By Madison Ferraro, NACCHO Senior Program Assistant
Each September, as part of National Preparedness Month, preparedness efforts across the country are celebrated and highlighted. This year, the Centers for Disease Control & Prevention (CDC) chose the theme “The Power of Preparedness”, which focused on preparing globally, preparing to respond, preparing locally, preparing together, and individual preparedness.
In collaboration with the CDC, NACCHO recruited local health departments (LHDs) and Medical Reserve Corps (MRC) Units to take the “Preparedness Pledge,” by making a commitment to conduct preparedness activities throughout the month. Overall, a total of 13 local health departments and 5 MRCs from 14 states pledged to conduct preparedness activities throughout the month. At the conclusion of Preparedness Month, NACCHO staff interviewed the pledge participants to highlight their successful preparedness month practices. Featured below are stories from a local health department and MRC Unit that both went above and beyond their pledge commitment by leading a number of outstanding Preparedness Month practices.

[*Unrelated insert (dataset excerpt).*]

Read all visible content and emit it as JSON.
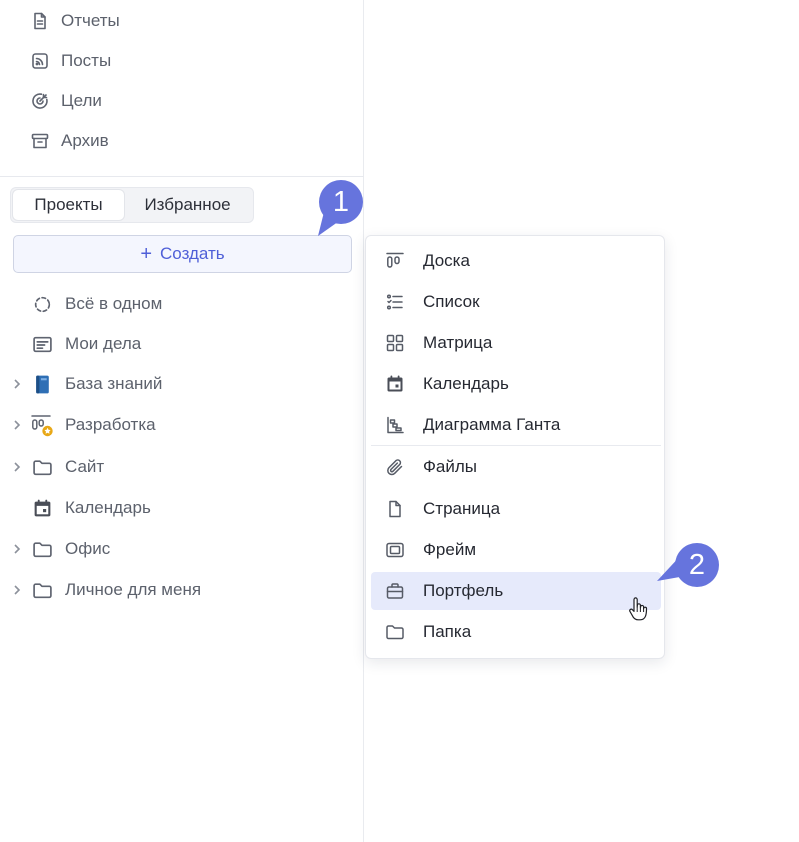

City of El Paso Department of Public Health, Texas
Under the direction of Angela Mora, Deputy Director of The City of El Paso Department of Public Health, The Public Health Emergency Preparedness Program (PHEP) organized a month long #PrepareAthon campaign to inform their local community about public health and emergency preparedness. April Priest, PHEP Emergency Preparedness Planner, led this year’s #PrepareAthon events and describes the purpose of the initiative below and plans for next year.
“Our goals for the campaign were to increase the number of people who understand which disasters could happen right here in our community, and how they can respond in a way that will keep themselves, and their families safe,” April explained. “Next year we are aiming to develop a more extensive campaign, that will reach more people in our community.”
The #PrepareAthon campaign was launched by participating in a community wide “Dog Day Swimming Event” which included distributing water proof documents bags at a swimming pool event for dogs, while simultaneously providing pet preparedness information at a nearby booth. In the midst of the #PrepareAthon campaign, Armando Saldivar, The Health Department’s Public Affairs Officer, developed a Zika awareness game called “Tip and Toss Trooper Relay Race.” This prevention game is a tool to educate families on how they can avoid mosquito bites by wearing protective clothing, bug repellent, and eradicate mosquitos’ breeding sites by dumping standing water around their homes. In order for participants to become a “Tip and Toss Trooper” they had to complete the following 9 challenges:
- Spray yourself with bug spray;
- Empty water out of flower pots and then stack the flower pots;
- Empty buckets of water and turn the buckets over;
- Put Trash in the trash can and fasten the lid;
- Stack Tires and empty water;
- Turn over Kiddie pool and ensure no remaining water;
- Put on Long Sleeve Shirt and Pants;
- Put Outdoor Toys away in box; and
- Empty pet dishes of old water.
After completion of the challenges, prizes were awarded to participants. Children received a mosquito bite prevention activity book and adults received Zika prevention literature, and a variety of emergency preparedness materials. The great success of the Zika game caught the attention of several community partners who have requested the LHD to bring the “Tip and Toss Relay Challenge” to future local activities.
The #PrepareAthon campaign culminated with LHD staff participating in the Socorro Middle School Career Day. Two members of the PHEP team presented information about public health and emergency preparedness to 115 students. The “Preparedness 101” presentation was aimed at educating and encouraging student interest about career opportunities available in the expanding fields of public health and emergency preparedness. Staff, also facilitated a safety demonstration; where students had to discuss what types of emergencies could occur in El Paso, and how to be prepared for various scenarios. Students then had to identify and explain which items they would need to put in their own emergency preparedness kits. At the end of the presentation, students and faculty, were given brochures with an emergency kit checklist to take home and review with their families.
Clay County Medical Reserve Corps Unit, IL
The “small but mighty” Clay County Medical Reserve Corps (MRC) Unit committed to the NACCHO Preparedness Pledge, under the direction of Emily Anderson, by training the County’s MRC workforce.
“In a rural community with a population of about 13,000 residents, the MRC is especially important,” Emily empathized.
The local MRC unit, which was created in 2012, undertook two initiatives during Preparedness Month to educate their volunteers. First, Clay County trained their volunteers in First Aid and CPR. Second, the unit conducted an emergency alert drill using the State of Illinois Rapid Electronic Notification System (SIREN) to test the reliability of their members’ contact information and their ability to respond to the alert. Over 50% of the MRC unit volunteers responded to the alert within 15 minutes of persistent messaging.
NACCHO would like to thank all the local health departments and MRC Units that participated in Preparedness Month and made NACCHO’s Preparedness Pledge initiative a success. Our entire team looks forward to participating in Preparedness Month again next year, and hopes this experience has inspired innovation and ideas for LHDs and MRC Units conducting public health preparedness work, not just in September, but year round, protecting and strengthening our nation’s resilience.